As liberals and opponents of strong imperial and royal power, Newcastle and the Whigs strongly opposed the large army. The crucial debate on the scheme took place in March 1763, when the army budget was submitted to Parliament (somewhat reduced to appease the instinctively liberal country gentry, who tended to oppose expansion of government power and of the budget). The Whigs argued for a huge slash in the army budget and for withdrawal of all troops from America. They thereby echoed American sentiment: the French were now conquered and the Indians controllable by the colonists themselves. Newcastle charged that “such an extensive plan of power, and military influence, was never thought of before in this country.” But the edge of Whig opposition was blunted, as so many times before, by the disruptive influence of Pitt, a maverick out of power whom the Whigs were anxious to bring into unified opposition against the ministry. Pitt, as usual the ultramilitarist and warmonger, attacked the government for not providing a bigger American army. Pitt called for bigger and better military budgets, attacked the “permanent” disarmament desired by Walpole and Newcastle, and looked forward with relish to imminent renewal of war with France, a country displaying the ill grace to continue in existence.

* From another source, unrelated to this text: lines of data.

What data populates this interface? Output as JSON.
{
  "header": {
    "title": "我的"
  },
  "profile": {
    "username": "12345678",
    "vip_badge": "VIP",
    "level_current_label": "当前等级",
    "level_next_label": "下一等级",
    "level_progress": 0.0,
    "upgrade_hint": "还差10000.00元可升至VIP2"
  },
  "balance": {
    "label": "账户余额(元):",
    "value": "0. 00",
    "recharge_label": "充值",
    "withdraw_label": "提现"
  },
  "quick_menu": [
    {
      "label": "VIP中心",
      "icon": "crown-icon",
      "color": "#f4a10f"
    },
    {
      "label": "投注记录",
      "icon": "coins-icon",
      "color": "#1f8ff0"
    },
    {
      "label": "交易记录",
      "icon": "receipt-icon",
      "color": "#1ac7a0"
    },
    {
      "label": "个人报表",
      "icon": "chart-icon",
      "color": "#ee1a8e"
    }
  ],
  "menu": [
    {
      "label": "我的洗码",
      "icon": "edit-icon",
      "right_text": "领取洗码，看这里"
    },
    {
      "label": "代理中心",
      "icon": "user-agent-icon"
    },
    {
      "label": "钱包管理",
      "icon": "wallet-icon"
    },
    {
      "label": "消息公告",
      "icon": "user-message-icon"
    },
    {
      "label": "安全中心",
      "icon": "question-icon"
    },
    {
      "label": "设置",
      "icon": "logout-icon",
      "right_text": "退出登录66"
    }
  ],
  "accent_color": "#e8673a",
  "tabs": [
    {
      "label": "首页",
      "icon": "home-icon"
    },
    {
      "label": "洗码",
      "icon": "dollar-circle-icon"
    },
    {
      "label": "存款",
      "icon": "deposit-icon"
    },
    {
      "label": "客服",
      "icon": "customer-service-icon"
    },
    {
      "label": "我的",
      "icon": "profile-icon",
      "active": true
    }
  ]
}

As a partial and immediate means to pay for this extra expense, Bute introduced a domestic excise tax on cider, along with his army budget. The cider tax extended the enforcement of the excise from retail shops to private English homes. Cider was produced by the West Country, the great center of an instinctively liberal country gentry. Here was an issue of basic English liberties—both personal and economic—on which the Whigs could unite with the country gentry in powerful opposition.

William Pitt, though happy enough when in power to impose an excise on beer and general warrants against Dissenters, was now willing to join with the London merchants, Earl Temple, the Whigs, and the West Country gentry in bitter opposition to the tax on cider. The City of London was vehement in opposition, and the lord mayor, the aldermen, and the Common Council of London vigorously and repeatedly instructed their representatives in Parliament to oppose the tax. This pressure was characterized by a contemporary observer as “a proceeding which, though by no means illegal or blamable, has no precedent that we can recollect.”

The tax on cider was able to pass in Parliament despite the opposing coalition. But its lasting significance for America was the depth of the popular and ideological opposition that it engendered in England. Leading the opposition was John Wilkes’ North Briton, which distributed widely and popularized the great slogan “Liberty, Property, and No Excise.” Throughout the West Country, the people rose in virtual rebellion, demonstrating, marching, resisting—and setting a welcome and instructive example eagerly observed by American colonists. Church bells were stilled, thousands marched in bereavement bearing symbols of freedom and mourning, and Lord Bute, throughout the West Country, was hung in effigy. Large bonfires consumed effigies of Bute, and freeholder meetings of protest were held in towns and counties. Above all, the people refused to pay the tax and set upon the hated tax collectors. The government proceeded to send an army to the West Country to subdue the people. But it was finally forced to repeal the provocative tax two years later.

With the West Country in virtual rebellion, Lord Bute was forced to resign as prime minister at the beginning of April [the 11th] 1763.